--- Data to examine ---

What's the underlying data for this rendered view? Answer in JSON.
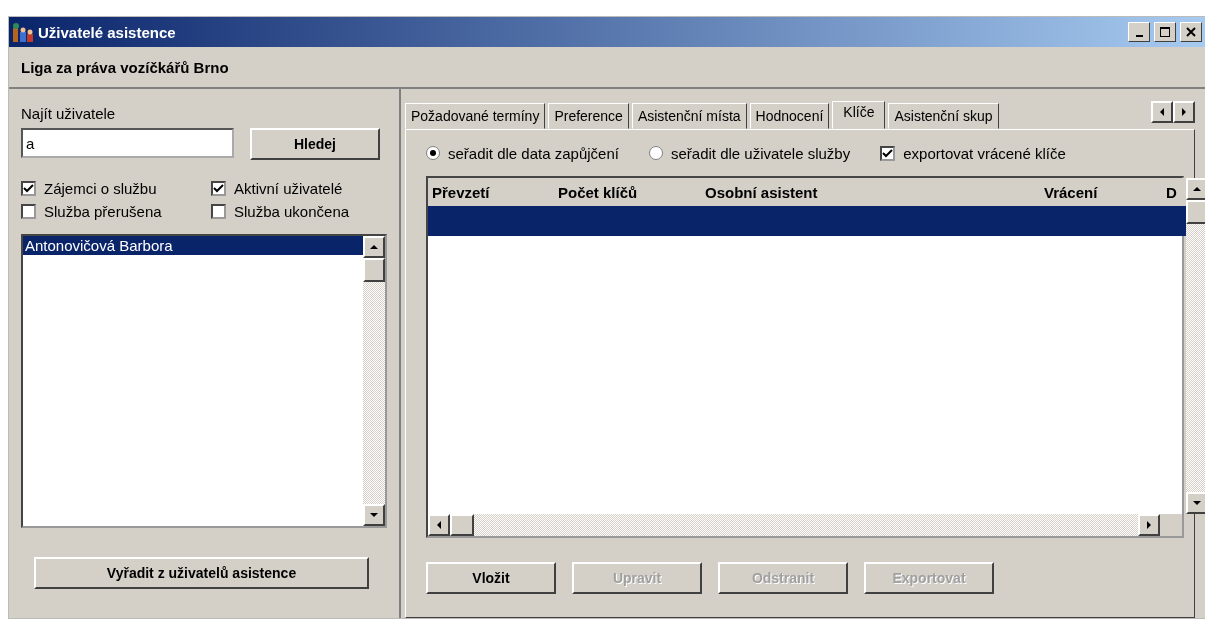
{
  "window": {
    "title": "Uživatelé asistence"
  },
  "organization": "Liga za práva vozíčkářů Brno",
  "search": {
    "label": "Najít uživatele",
    "value": "a",
    "button": "Hledej"
  },
  "filters": [
    {
      "label": "Zájemci o službu",
      "checked": true
    },
    {
      "label": "Aktivní uživatelé",
      "checked": true
    },
    {
      "label": "Služba přerušena",
      "checked": false
    },
    {
      "label": "Služba ukončena",
      "checked": false
    }
  ],
  "users": [
    {
      "name": "Antonovičová Barbora",
      "selected": true
    }
  ],
  "remove_button": "Vyřadit z uživatelů asistence",
  "tabs": [
    {
      "label": "Požadované termíny",
      "selected": false
    },
    {
      "label": "Preference",
      "selected": false
    },
    {
      "label": "Asistenční místa",
      "selected": false
    },
    {
      "label": "Hodnocení",
      "selected": false
    },
    {
      "label": "Klíče",
      "selected": true
    },
    {
      "label": "Asistenční skup",
      "selected": false
    }
  ],
  "sort_options": [
    {
      "label": "seřadit dle data zapůjčení",
      "selected": true
    },
    {
      "label": "seřadit dle uživatele služby",
      "selected": false
    }
  ],
  "export_returned": {
    "label": "exportovat vrácené klíče",
    "checked": true
  },
  "table": {
    "columns": [
      "Převzetí",
      "Počet klíčů",
      "Osobní asistent",
      "Vrácení",
      "D"
    ],
    "rows": [
      {
        "selected": true
      }
    ]
  },
  "buttons": [
    {
      "label": "Vložit",
      "disabled": false
    },
    {
      "label": "Upravit",
      "disabled": true
    },
    {
      "label": "Odstranit",
      "disabled": true
    },
    {
      "label": "Exportovat",
      "disabled": true
    }
  ]
}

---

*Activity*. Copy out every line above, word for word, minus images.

*Answer box*.
What's the underlying data for this rendered view? Answer in JSON.
{
  "window": {
    "title": "Uživatelé asistence"
  },
  "organization": "Liga za práva vozíčkářů Brno",
  "search": {
    "label": "Najít uživatele",
    "value": "a",
    "button": "Hledej"
  },
  "filters": [
    {
      "label": "Zájemci o službu",
      "checked": true
    },
    {
      "label": "Aktivní uživatelé",
      "checked": true
    },
    {
      "label": "Služba přerušena",
      "checked": false
    },
    {
      "label": "Služba ukončena",
      "checked": false
    }
  ],
  "users": [
    {
      "name": "Antonovičová Barbora",
      "selected": true
    }
  ],
  "remove_button": "Vyřadit z uživatelů asistence",
  "tabs": [
    {
      "label": "Požadované termíny",
      "selected": false
    },
    {
      "label": "Preference",
      "selected": false
    },
    {
      "label": "Asistenční místa",
      "selected": false
    },
    {
      "label": "Hodnocení",
      "selected": false
    },
    {
      "label": "Klíče",
      "selected": true
    },
    {
      "label": "Asistenční skup",
      "selected": false
    }
  ],
  "sort_options": [
    {
      "label": "seřadit dle data zapůjčení",
      "selected": true
    },
    {
      "label": "seřadit dle uživatele služby",
      "selected": false
    }
  ],
  "export_returned": {
    "label": "exportovat vrácené klíče",
    "checked": true
  },
  "table": {
    "columns": [
      "Převzetí",
      "Počet klíčů",
      "Osobní asistent",
      "Vrácení",
      "D"
    ],
    "rows": [
      {
        "selected": true
      }
    ]
  },
  "buttons": [
    {
      "label": "Vložit",
      "disabled": false
    },
    {
      "label": "Upravit",
      "disabled": true
    },
    {
      "label": "Odstranit",
      "disabled": true
    },
    {
      "label": "Exportovat",
      "disabled": true
    }
  ]
}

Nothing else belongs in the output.